In 2006, UNESCO designated Cornwall and West Devon Mining Landscape a World Heritage Site. In the eighteenth century, Cornwall was one of the country’s principal industrial areas. Before the late 1870s, it produced more tin than any other region in the world, and in the early nineteenth century its output of copper was two-thirds of world production. The remains of the mines contribute to a distinctive cultural landscape; more than 200 engine houses survive – the largest concentration of such monuments in the world.
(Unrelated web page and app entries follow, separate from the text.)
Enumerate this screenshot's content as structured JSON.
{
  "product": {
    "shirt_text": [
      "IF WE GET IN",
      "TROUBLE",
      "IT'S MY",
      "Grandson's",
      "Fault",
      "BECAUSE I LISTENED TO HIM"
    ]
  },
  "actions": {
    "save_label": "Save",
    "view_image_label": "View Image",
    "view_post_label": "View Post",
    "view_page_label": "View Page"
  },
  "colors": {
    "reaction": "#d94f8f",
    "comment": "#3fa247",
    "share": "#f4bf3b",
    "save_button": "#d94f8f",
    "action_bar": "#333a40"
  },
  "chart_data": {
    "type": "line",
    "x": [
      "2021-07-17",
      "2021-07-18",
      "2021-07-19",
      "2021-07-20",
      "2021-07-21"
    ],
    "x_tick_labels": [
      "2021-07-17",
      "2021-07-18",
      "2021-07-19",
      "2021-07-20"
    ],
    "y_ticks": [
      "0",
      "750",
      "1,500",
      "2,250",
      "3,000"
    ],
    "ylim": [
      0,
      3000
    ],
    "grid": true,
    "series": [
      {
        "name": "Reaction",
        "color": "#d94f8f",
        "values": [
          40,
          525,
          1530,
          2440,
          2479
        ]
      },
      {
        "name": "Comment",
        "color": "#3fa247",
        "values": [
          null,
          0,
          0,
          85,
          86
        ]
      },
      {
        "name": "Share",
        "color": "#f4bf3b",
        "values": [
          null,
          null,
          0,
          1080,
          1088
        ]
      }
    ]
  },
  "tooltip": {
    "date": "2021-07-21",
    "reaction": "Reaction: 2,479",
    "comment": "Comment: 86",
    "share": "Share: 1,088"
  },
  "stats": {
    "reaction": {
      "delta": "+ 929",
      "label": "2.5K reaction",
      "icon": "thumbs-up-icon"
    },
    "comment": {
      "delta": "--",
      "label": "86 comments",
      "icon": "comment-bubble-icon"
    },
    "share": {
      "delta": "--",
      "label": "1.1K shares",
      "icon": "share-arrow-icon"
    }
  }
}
This book, and its companion Cornish Mines: Gwennap to the Tamar, is a guide to the best examples of the surviving mines, with stunning photographs and authoritative text.
By Barry Gamble (21 April 2011)